Of all the supplies they suggest you legally or illegally procure, epinephrine sounds like the biggest stretch. We don't want to burst anyone's bubble, but if you suffer from life-threatening allergic reactions and really think you're going to survive limited food sources and practically nonexistent medical care, we've got a mint-condition fallout shelter to sell you.
This past September, Wise Company’s products proved lifesaving in a very urgent sense: Strapped for rations following the double whammy of Harvey in Texas and Irma in South Florida, FEMA placed an order for 2 million servings of food to relieve Maria’s victims in Puerto Rico. On a typical day, though, its selection of 72-hour, one-week, and one-month survival kits, packaged in boxes that can easily fit under a bed, seems more geared toward everyday Americans looking to prepare for the unknown.

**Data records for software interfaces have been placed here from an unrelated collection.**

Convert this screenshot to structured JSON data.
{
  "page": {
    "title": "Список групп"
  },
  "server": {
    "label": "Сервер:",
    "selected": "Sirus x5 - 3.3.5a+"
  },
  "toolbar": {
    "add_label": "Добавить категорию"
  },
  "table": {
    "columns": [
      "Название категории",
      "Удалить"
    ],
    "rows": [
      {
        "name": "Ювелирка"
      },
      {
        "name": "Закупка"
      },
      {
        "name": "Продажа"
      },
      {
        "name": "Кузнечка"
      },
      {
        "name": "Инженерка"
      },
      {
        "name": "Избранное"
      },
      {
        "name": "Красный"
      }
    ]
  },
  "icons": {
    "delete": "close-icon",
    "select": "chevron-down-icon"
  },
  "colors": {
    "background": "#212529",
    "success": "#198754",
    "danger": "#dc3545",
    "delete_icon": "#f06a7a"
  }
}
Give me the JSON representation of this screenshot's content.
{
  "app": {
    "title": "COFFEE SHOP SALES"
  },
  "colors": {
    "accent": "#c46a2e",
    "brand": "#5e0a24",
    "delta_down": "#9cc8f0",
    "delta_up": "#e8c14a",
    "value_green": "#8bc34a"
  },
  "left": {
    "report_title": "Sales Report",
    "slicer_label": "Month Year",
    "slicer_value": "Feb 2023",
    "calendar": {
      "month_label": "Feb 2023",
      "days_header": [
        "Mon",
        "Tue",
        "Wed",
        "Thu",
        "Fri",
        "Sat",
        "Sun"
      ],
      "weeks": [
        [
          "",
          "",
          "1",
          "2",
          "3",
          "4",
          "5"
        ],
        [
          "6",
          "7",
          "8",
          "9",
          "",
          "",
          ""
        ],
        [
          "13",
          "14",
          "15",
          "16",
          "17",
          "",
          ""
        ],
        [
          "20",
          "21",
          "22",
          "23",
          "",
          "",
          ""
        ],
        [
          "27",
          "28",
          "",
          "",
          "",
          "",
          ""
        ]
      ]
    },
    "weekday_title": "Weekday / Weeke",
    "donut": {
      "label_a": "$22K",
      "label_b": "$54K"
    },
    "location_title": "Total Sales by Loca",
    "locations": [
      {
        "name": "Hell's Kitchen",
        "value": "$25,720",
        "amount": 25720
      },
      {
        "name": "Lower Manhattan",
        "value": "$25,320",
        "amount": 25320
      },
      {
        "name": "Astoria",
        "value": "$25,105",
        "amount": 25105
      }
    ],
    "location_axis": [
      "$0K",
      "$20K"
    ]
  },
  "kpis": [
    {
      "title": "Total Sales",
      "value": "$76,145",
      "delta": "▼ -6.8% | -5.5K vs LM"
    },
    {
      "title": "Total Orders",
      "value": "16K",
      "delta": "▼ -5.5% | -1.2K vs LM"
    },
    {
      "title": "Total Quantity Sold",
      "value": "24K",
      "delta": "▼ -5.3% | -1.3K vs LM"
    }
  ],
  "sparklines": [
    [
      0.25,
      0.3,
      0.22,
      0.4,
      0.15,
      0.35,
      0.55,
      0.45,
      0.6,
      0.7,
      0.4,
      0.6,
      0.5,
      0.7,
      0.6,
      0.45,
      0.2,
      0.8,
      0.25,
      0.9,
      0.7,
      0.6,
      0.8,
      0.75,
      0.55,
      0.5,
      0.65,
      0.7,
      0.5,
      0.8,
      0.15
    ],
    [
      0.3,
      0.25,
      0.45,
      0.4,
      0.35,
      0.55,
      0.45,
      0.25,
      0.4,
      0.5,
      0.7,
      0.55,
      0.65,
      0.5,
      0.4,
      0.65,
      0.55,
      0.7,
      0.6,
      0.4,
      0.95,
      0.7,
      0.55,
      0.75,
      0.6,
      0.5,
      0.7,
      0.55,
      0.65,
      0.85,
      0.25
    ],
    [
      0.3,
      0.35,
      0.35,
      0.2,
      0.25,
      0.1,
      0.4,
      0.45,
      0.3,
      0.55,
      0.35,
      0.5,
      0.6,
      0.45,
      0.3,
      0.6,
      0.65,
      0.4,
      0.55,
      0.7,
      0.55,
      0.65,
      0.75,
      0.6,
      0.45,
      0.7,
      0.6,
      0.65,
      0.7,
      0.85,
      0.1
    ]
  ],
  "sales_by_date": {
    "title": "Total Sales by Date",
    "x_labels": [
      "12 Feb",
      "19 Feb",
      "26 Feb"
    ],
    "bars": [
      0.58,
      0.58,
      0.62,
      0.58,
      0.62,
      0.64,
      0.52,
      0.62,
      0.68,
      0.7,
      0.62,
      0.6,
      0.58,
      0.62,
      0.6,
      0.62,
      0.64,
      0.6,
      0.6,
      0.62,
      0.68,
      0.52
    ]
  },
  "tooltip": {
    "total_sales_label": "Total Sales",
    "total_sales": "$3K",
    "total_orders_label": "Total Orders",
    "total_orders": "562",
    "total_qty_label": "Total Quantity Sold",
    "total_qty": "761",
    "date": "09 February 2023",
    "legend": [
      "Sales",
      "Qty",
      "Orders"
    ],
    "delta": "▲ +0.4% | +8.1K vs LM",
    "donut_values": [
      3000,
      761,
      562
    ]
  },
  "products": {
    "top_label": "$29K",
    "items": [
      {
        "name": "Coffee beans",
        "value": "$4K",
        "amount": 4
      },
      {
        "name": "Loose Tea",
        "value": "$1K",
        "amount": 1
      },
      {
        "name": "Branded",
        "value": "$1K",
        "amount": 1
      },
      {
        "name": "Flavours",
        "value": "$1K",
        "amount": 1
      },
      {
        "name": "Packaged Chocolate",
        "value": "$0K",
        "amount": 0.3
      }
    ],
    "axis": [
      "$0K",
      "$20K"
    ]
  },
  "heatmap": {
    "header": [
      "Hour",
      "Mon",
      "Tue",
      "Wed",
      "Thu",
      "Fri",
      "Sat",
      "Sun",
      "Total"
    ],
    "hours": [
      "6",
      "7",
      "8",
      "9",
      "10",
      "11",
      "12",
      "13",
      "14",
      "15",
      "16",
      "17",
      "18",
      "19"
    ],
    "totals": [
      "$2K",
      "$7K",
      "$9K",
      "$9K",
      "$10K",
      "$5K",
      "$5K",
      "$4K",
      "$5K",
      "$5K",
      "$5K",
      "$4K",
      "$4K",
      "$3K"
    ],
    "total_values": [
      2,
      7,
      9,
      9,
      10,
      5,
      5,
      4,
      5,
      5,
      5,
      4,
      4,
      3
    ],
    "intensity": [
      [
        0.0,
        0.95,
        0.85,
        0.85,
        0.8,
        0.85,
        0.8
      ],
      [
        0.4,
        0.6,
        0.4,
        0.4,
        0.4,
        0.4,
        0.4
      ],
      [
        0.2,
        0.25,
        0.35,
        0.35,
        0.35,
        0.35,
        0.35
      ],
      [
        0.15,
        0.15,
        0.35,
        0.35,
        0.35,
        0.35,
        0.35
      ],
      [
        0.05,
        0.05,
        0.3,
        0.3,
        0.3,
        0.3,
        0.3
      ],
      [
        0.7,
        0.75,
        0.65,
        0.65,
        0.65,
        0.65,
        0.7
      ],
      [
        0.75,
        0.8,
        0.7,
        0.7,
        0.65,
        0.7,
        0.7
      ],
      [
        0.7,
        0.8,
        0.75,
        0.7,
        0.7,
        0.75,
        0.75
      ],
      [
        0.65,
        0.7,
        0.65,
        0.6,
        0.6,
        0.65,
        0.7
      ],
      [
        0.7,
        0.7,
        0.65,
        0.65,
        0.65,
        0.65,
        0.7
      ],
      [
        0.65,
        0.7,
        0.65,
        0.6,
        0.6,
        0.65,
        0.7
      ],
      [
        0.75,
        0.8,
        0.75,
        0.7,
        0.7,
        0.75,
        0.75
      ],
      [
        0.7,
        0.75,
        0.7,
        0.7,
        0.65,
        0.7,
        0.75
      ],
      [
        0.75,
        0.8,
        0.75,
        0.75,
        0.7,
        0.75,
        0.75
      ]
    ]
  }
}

Who cares if you spent your entire life savings on survival supplies instead of taking vacations with your family or sending your kids to college? They got a real education when you took them into the woods every weekend to teach them how to set booby traps for when the zombie neighbors invade! They can pass on that knowledge to their children! See, it wasn’t a waste!
Tenacious Tape is not the kind of survival gear you won’t use every time out but when that rogue branch falls on your camping tent and rips your fly you’ll be thanking your lucky stars you have it in your bag. It can prevent a difficult situation from turning into a life threatening one. Tenacious Tape is completely weatherproof and won’t ever wash out. It doesn’t leave any tacky residue and is also machine washable. It’s the kind of quiet innovation that elevates the outdoor experience for everyone without making a lot of noise and is essential survival gear for any outdoor aficionado. Available in 3” or 20” rolls and a variety of colors.
Hall got the idea for the project about a decade ago, when he read that the federal government was reinvesting in catastrophe planning, which had languished after the Cold War. During the September 11th attacks, the Bush Administration activated a “continuity of government” plan, transporting selected federal workers by helicopter and bus to fortified locations, but, after years of disuse, computers and other equipment in the bunkers were out of date. Bush ordered a renewed focus on continuity plans, and FEMA launched annual government-wide exercises. (The most recent, Eagle Horizon, in 2015, simulated hurricanes, improvised nuclear devices, earthquakes, and cyberattacks.)
Clement says the combination is the “single most useful thing” adventurers can carry. The jelly weighs down the cotton balls, whose long fibers allow a lot of air to move through. And the ferrocerium rod’s wood handle can be scraped for backup tinder. It’s lightweight and makes fire-starting possible even in a downpour. Your second-best option: stormproof matches, pictured below.
People who want to learn are worth something, because they WILL learn if taught. They’re hungry for knowledge, and they don’t allow their ego to get in the way of their training. If you know more than they do on a subject, they’ll want you to show them what they don’t know, regardless of who you are. You won’t hear their arrogance drowning out the mission; instead, you’ll see someone who is humble and willing to work. Even someone with no skills, who is eager to put in the work and learn is better than someone with a skill who refuses to learn anything new. The flip side of that is someone who brings better skills than you have to the table in a certain area. If they’re willing to teach you, be willing to learn yourself as well.